- Opening Delimiter -

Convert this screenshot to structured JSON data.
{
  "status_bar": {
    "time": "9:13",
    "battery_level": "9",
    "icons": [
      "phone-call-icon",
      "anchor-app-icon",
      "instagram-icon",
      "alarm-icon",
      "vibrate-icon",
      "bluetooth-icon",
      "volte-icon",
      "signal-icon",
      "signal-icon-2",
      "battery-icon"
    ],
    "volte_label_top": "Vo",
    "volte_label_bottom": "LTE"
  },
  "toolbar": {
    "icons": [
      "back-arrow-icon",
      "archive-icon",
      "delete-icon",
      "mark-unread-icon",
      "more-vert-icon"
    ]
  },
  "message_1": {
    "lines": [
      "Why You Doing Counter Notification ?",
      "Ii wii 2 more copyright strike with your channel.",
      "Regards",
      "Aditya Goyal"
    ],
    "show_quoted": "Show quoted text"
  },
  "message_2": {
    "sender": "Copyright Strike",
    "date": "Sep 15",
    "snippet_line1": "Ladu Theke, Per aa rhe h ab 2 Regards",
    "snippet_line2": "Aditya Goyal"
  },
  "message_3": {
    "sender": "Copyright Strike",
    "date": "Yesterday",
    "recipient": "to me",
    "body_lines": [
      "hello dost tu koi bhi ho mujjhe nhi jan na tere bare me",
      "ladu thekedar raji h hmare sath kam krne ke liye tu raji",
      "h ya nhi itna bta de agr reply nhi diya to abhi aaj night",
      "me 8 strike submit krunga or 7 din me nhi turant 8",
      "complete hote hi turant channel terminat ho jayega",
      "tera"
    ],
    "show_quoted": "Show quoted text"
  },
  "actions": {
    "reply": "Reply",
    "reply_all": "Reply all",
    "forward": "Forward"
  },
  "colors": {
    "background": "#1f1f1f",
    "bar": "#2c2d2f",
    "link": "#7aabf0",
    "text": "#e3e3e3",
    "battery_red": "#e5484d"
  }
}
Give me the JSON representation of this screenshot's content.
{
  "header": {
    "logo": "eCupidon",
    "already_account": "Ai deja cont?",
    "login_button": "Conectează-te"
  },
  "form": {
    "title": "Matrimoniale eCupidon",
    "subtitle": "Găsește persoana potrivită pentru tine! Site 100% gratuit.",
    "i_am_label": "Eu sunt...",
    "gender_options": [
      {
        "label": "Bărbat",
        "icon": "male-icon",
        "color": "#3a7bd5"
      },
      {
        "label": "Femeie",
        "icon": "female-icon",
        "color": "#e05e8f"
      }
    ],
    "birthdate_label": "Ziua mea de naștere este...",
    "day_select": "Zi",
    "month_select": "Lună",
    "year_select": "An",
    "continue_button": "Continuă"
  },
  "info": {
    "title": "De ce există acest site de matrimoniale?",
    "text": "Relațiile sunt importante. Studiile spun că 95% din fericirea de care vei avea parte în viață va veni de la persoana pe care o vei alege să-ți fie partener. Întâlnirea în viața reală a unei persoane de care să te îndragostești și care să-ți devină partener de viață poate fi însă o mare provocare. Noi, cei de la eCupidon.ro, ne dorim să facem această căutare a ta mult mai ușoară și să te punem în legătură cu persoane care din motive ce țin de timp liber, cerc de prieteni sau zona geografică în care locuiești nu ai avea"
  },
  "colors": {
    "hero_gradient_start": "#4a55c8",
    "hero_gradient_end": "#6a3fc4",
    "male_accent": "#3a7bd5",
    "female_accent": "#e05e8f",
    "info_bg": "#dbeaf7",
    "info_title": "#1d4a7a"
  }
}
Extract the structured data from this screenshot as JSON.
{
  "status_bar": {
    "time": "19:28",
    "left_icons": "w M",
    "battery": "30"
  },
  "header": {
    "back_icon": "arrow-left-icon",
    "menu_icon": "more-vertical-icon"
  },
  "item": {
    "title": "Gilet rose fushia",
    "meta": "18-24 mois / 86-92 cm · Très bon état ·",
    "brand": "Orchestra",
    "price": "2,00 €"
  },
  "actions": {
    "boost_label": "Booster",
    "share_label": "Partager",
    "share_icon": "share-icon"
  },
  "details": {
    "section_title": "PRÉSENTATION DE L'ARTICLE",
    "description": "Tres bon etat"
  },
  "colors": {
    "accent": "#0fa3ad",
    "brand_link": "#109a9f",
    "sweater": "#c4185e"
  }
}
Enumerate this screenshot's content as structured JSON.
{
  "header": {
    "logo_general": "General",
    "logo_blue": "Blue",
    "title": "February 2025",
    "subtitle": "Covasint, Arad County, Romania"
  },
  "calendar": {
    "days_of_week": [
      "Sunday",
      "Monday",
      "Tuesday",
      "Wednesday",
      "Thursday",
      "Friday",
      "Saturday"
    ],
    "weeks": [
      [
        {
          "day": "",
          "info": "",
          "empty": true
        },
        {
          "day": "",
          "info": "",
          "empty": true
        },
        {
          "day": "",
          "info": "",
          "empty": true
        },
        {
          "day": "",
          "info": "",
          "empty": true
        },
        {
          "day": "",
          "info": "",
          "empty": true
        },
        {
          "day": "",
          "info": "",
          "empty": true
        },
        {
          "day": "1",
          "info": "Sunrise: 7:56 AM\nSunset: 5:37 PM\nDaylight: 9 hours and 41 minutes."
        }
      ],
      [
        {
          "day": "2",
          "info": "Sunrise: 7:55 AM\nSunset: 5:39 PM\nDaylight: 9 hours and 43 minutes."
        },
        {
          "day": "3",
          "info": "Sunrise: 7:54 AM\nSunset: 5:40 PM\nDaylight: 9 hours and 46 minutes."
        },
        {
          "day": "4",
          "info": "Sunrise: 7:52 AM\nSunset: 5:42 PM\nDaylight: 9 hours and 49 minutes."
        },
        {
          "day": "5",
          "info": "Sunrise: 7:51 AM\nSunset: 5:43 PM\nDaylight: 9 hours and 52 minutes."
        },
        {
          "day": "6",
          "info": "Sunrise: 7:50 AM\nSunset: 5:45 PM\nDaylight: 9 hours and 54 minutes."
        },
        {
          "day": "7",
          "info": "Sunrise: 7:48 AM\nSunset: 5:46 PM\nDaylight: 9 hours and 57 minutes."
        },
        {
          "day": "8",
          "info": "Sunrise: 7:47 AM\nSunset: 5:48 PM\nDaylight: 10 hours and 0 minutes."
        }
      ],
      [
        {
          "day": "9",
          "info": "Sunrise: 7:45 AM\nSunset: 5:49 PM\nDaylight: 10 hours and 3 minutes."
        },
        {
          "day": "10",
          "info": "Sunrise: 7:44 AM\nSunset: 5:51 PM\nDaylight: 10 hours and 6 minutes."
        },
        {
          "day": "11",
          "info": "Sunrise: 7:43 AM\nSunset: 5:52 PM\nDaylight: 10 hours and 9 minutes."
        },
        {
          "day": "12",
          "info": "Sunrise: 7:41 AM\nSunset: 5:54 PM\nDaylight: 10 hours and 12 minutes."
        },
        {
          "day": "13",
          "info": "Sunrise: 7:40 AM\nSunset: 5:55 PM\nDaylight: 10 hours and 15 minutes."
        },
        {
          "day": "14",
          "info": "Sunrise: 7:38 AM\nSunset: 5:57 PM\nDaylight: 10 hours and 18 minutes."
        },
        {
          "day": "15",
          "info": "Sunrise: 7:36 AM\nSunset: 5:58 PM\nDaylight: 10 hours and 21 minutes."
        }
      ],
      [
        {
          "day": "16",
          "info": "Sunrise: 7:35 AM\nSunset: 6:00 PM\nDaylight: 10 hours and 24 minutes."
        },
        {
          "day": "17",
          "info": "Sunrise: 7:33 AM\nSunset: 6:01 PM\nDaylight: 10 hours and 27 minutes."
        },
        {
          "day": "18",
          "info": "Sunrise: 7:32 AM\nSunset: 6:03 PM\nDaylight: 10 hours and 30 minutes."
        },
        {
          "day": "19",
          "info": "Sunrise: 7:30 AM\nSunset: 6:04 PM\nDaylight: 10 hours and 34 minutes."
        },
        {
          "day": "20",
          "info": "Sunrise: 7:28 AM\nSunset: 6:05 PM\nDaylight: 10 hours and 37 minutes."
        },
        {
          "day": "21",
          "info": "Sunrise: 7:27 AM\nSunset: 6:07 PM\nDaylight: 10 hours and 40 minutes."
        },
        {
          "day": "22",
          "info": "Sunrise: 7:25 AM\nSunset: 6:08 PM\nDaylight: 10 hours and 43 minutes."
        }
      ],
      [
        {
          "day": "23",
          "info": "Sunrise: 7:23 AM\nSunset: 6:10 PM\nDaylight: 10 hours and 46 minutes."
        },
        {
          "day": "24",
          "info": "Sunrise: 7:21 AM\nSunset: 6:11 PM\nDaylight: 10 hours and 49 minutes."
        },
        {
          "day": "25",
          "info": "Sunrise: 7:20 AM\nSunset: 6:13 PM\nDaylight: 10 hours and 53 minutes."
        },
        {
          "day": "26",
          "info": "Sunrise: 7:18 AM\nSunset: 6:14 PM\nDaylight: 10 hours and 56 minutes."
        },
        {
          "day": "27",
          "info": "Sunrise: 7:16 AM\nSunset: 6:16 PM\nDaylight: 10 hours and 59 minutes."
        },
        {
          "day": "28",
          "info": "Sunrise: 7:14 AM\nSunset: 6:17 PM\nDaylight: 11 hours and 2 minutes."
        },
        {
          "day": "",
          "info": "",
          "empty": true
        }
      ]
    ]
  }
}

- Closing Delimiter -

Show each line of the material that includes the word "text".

Output of the task
    "show_quoted": "Show quoted text"
    "show_quoted": "Show quoted text"
    "text": "#e3e3e3",
    "text": "Relațiile sunt importante. Studiile spun că 95% din fericirea de care vei avea parte în viață va veni de la persoana pe care o vei alege să-ți fie partener. Întâlnirea în viața reală a unei persoane de care să te îndragostești și care să-ți devină partener de viață poate fi însă o mare provocare. Noi, cei de la eCupidon.ro, ne dorim să facem această căutare a ta mult mai ușoară și să te punem în legătură cu persoane care din motive ce țin de timp liber, cerc de prieteni sau zona geografică în care locuiești nu ai avea"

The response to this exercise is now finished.